Skip to content

Estimating the association between blood pressure variability and cardiovascular disease: An application using the ARIC Study

Research output: Contribution to journalArticle

  • Jessica K. Barrett
  • Raphael Huille
  • Richard Parker
  • Yuichiro Yano
  • Michael Griswold
Original languageEnglish
Pages (from-to)1855-1868
Number of pages14
JournalStatistics in Medicine
Issue number10
Early online date21 Dec 2018
DateAccepted/In press - 28 Nov 2018
DateE-pub ahead of print - 21 Dec 2018
DatePublished (current) - 10 May 2019


The association between visit-to-visit systolic blood pressure variability and cardiovascular events has recently received a lot of attention in the cardiovascular literature. But, blood pressure variability is usually estimated on a person-by-person basis and is therefore subject to considerable measurement error. We demonstrate that hazard ratios estimated using this approach are subject to bias due to regression dilution, and we propose alternative methods to reduce this bias: a two-stage method and a joint model. For the two-stage method, in stage one, repeated measurements are modelled using a mixed effects model with a random component on the residual standard deviation (SD). The mixed effects model is used to estimate the blood pressure SD for each individual, which, in stage two, is used as a covariate in a time-to-event model. For the joint model, the mixed effects submodel and time-to-event submodel are fitted simultaneously using shared random effects. We illustrate the methods using data from the Atherosclerosis Risk in Communities study.

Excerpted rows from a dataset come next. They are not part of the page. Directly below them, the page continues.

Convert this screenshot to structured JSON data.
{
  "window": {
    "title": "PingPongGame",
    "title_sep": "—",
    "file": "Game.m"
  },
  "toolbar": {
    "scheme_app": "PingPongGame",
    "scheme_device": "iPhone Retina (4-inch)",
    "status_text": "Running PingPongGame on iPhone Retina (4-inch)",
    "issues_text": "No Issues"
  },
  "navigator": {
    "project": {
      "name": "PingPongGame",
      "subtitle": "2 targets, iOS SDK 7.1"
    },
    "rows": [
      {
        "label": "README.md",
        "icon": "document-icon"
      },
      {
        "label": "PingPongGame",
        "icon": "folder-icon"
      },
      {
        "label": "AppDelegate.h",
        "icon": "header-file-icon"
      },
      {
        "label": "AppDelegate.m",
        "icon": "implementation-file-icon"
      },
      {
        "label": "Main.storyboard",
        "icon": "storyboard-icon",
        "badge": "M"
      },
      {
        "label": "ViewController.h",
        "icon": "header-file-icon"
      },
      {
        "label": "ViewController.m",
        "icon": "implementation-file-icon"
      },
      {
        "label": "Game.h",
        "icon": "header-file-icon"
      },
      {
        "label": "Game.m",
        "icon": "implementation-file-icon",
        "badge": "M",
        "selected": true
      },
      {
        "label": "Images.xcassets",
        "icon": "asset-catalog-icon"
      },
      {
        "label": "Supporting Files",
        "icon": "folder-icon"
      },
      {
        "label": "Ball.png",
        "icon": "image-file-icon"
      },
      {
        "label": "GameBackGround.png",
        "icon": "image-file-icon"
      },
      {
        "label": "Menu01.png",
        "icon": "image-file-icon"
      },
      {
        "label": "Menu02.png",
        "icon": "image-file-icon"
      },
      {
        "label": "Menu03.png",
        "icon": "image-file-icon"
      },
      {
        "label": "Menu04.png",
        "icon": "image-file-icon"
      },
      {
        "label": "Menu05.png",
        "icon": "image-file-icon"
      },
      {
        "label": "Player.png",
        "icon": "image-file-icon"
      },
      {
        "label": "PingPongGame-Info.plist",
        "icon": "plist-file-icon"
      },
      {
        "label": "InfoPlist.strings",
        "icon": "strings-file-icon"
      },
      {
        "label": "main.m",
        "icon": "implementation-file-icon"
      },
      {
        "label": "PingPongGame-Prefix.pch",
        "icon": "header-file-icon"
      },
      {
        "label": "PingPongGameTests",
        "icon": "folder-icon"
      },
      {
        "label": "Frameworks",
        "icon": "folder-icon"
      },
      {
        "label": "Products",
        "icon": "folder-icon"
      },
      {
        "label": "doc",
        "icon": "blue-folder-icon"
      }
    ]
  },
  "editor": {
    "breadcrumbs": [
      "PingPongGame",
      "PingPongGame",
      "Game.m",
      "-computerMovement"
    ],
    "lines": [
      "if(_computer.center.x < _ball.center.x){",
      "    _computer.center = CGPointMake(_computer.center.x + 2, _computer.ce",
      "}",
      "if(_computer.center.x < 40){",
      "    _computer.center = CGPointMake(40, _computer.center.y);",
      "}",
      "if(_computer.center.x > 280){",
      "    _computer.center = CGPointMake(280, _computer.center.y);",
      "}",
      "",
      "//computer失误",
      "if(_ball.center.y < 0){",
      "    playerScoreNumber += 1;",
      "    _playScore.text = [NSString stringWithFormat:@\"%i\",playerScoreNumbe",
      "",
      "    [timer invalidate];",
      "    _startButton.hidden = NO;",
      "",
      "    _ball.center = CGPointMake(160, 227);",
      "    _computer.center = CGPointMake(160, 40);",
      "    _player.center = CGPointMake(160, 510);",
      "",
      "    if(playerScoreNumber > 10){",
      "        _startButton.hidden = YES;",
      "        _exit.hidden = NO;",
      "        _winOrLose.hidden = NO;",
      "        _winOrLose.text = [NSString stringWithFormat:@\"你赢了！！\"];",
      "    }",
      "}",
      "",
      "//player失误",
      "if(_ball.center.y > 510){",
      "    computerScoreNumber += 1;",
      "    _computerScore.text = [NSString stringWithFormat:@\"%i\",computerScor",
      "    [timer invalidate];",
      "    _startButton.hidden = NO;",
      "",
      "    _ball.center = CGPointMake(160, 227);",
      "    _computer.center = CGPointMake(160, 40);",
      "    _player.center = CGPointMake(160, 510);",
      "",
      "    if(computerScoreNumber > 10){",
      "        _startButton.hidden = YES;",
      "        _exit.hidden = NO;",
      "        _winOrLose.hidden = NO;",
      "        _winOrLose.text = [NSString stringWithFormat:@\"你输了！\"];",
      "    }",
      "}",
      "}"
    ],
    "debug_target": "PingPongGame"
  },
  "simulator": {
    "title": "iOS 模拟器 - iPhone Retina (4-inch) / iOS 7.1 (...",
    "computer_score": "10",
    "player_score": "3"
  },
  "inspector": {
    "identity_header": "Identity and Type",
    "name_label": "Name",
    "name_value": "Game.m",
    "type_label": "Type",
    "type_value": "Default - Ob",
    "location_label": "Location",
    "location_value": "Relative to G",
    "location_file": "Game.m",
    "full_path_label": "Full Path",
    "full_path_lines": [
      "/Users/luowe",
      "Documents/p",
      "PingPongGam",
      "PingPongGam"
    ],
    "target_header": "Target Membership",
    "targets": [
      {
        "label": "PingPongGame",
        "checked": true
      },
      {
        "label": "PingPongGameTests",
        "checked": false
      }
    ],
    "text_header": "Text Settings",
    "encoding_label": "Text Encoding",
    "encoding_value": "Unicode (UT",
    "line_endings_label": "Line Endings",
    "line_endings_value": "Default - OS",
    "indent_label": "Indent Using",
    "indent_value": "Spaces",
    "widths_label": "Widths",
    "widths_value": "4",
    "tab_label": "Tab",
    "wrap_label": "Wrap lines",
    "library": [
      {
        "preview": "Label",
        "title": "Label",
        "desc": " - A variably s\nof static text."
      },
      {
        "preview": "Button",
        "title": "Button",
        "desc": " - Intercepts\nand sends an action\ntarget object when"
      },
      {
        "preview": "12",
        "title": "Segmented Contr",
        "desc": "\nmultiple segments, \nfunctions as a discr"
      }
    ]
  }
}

    Research areas

  • cardiovascular disease, heteroscedasticity, joint model, mixed effects model, repeated measurements, survival analysis

Download statistics

No data available



  • Full-text PDF (final published version)

    Rights statement: This is the final published version of the article (version of record). It first appeared online via Wiley at . Please refer to any applicable terms of use of the publisher.

    Final published version, 961 KB, PDF document

    Licence: CC BY-NC


View research connections

Related faculties, schools or groups